SHINING A LIGHT
Envisioning a brighter future for people living off the electrical grid, Panasonic launched an initiative to bring them solar power.
Around the world about one billion people live without access to electricity. In these off-grid communities, light has the power to provide safety, support economic growth and expand learning opportunities. Inspired to improve lives in these communities, Panasonic launched an ambitious project in 2013 with the aim of donating 100,000 solar lanterns within a five-year period.
Partnering more than 130 organisationsin 30 countries, Panasonic eclipsed its target in January 2018 –a milestone that has left a lasting impact. One of the key outcomes has been the removal of kerosene lamps, with the solarpowered lanterns providing immediate health and economic benefits. In Myanmar the lanterns ensured the safe birth of more than 2,400 infants over a two-year period. In India, improved working conditions have helped raise craftspeople’sincomes by up to 40 per cent, while in Cambodia, low-income families have seen their fuel costs reduced by half.
Building on the project’s legacy, the company has continued to share knowledge with off-grid communities. “We are focusing on local industries, such as growing vegetables in Kenya or selling ice lolliesin Myanmar,” says Akiko Asano, the leader of Panasonic’s Off-grid Solutions Project. “Listening to the opinions of the local people, we work with NGOs to develop and deliver initiatives.”

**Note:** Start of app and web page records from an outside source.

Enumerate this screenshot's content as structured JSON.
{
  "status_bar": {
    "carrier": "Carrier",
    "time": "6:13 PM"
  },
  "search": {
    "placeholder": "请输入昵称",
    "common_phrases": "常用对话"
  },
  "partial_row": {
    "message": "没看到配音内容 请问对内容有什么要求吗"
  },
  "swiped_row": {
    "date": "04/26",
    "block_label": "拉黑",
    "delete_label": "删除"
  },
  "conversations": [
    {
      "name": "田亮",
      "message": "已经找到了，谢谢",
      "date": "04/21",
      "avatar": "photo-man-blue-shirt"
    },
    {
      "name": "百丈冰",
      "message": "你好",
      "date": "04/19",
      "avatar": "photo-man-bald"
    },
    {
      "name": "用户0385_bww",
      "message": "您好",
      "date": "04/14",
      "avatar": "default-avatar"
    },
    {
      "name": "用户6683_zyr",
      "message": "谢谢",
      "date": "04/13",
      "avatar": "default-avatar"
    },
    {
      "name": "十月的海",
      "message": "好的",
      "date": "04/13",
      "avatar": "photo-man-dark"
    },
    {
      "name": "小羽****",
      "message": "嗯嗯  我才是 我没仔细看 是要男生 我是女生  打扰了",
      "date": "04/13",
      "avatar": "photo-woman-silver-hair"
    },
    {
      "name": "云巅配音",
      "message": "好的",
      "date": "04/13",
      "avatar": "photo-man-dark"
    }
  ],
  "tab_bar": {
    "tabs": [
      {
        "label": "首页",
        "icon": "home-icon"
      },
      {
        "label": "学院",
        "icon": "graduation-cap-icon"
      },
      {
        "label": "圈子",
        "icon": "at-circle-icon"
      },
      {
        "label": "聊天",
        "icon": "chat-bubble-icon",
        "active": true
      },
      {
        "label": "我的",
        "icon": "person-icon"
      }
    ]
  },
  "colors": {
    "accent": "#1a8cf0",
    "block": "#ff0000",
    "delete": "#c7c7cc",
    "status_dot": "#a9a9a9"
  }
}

The simple orb-shaped lantern brings together Panasonic’s expertise in lighting, battery and solar-energy design.The lantern contains LED bulbs, three brightness settings and a rotating handle, which allows for various configurations and provides up to 90 hours of light from a single battery charge. The addition of a USB portto the design addresses another important need people have: charging mobile phones and other electronic devices.